A new study published in the journal JAMA suggests that cervical HPV (human papillomavirus) testing may be able to detect signs of cervical cancer earlier and more effectively than Pap smear over a 48-month period.
Gina Suzanne Ogilvie, Faculty of Medicine, University of British Columbia, Vancouver, British Columbia, Canada, and colleagues conducted the study to evaluate histologically confirmed cumulative incident cervical intraepithelial neoplasia (CIN) grade 3 or worse (CIN3+) detected up to and including 48 months by primary HPV testing alone (intervention) or liquid-based cytology (control).
Cervical cancer is among the easiest gynecologic cancers to prevent, and two screening tests can help in early detection of the disease: the routine Pap smear and testing for HPV.
Current screening guidelines from the U.S. Preventive Services Task Force recommend women ages 30 to 65 have a Pap smear every three years, or every five years if an HPV test is done at the same time.
The cytology-based Pap smear involves looking for cancer or precancer cells by testing cells taken from the lower end of a woman’s uterus, called the cervix. Diagnosing diseases by looking at single cells and small clusters of cells is called cytology or cytopathology.
HPV testing involves testing of woman’s cervix for the presence of certain high-risk types of HPV that can cause cancers, including cervical cancer. The testing also can be done on samples of vaginal and cervical secretions that clinicians or women themselves gather with a swab — a less invasive process than the Pap. The FDA in 2014 approved the first HPV test.
Cervical cancer is the fourth most frequent cancer in women globally, according to the World Health Organization. There were an estimated 530,000 new cases in 2012, representing 7.9% of all female cancers.
The randomized clinical trial was conducted in an organized Cervical Cancer Screening Program in Canada.
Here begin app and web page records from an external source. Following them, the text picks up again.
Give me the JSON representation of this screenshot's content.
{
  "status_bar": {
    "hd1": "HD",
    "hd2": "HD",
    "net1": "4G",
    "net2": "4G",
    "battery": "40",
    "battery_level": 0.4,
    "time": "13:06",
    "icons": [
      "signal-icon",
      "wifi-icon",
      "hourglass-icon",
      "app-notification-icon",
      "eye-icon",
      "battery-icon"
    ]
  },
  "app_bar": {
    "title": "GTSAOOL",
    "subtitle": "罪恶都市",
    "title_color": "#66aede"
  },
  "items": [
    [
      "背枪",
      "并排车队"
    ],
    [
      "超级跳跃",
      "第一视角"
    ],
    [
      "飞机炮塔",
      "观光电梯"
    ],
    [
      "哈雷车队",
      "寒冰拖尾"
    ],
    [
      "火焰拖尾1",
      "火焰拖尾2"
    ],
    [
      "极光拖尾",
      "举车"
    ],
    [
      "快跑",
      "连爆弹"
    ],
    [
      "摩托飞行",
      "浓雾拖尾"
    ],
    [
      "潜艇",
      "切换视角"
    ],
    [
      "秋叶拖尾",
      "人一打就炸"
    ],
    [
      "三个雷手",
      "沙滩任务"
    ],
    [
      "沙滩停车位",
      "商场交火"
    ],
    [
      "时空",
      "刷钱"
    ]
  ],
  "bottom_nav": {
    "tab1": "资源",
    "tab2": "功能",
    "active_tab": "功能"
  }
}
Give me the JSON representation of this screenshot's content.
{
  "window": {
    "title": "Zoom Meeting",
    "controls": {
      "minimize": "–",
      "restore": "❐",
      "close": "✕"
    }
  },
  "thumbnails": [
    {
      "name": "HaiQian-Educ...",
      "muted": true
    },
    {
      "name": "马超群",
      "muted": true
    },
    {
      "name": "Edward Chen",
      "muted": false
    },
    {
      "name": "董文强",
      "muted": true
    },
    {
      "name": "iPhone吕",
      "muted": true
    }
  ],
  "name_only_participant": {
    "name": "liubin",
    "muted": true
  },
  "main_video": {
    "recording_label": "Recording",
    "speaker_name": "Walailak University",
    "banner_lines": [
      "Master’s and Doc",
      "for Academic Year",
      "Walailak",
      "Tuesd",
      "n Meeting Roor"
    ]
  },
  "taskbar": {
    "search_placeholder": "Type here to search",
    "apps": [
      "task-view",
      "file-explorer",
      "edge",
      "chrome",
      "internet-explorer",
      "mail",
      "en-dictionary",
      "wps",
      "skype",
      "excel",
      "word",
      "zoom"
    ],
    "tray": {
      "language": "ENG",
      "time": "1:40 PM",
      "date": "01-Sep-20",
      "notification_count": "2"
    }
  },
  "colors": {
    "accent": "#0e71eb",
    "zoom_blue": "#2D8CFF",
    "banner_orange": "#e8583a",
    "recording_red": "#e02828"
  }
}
Participants were recruited through 224 collaborating clinicians from January 2008 to May 2012, with follow-up through December 2016. Women aged 25 to 65 years with no history of CIN2+ in the past 5 years, no history of invasive cervical cancer, or no history of hysterectomy; who have not received a Papanicolaou test within the past 12 months; and who were not receiving immunosuppressive therapy were eligible.
The primary outcome was the cumulative incidence of CIN3+ 48 months following randomization. The cumulative incidence of CIN2+ was a secondary outcome.
Among 19 009 women who were randomized (mean age, 45 years [10th-90th percentile, 30-59]), 16 374 (8296 [86.9%] in the intervention group and 8078 [85.4%] in the control group) completed the study.
- At 48 months, significantly fewer CIN3+ and CIN2+ were detected in the intervention vs control group.
- The CIN3+ incidence rate was 2.3/1000 (95% CI, 1.5-3.5) in the intervention group and 5.5/1000 (95% CI, 4.2-7.2) in the control group.
- The CIN3+ risk ratio was 0.42 (95% CI, 0.25-0.69).
- The CIN2+ incidence rate at 48 months was 5.0/1000 (95% CI, 3.8-6.7) in the intervention group and 10.6/1000 (95% CI, 8.7-12.9) in the control group.
- The CIN2+ risk ratio was 0.47 (95% CI, 0.34-0.67).
- Baseline HPV-negative women had a significantly lower cumulative incidence of CIN3+ at 48 months than cytology-negative women (CIN3+ incidence rate, 1.4/1000 [95% CI, 0.8-2.4]; CIN3+ risk ratio, 0.25 [95% CI, 0.13-0.48]).
“Among women undergoing cervical cancer screening, the use of primary HPV testing compared with cytology testing resulted in a significantly lower likelihood of CIN3+ at 48 months. Further research is needed to understand long-term clinical outcomes as well as cost-effectiveness,” concluded the authors.
For further information follow the link: 10.1001/jama.2018.7464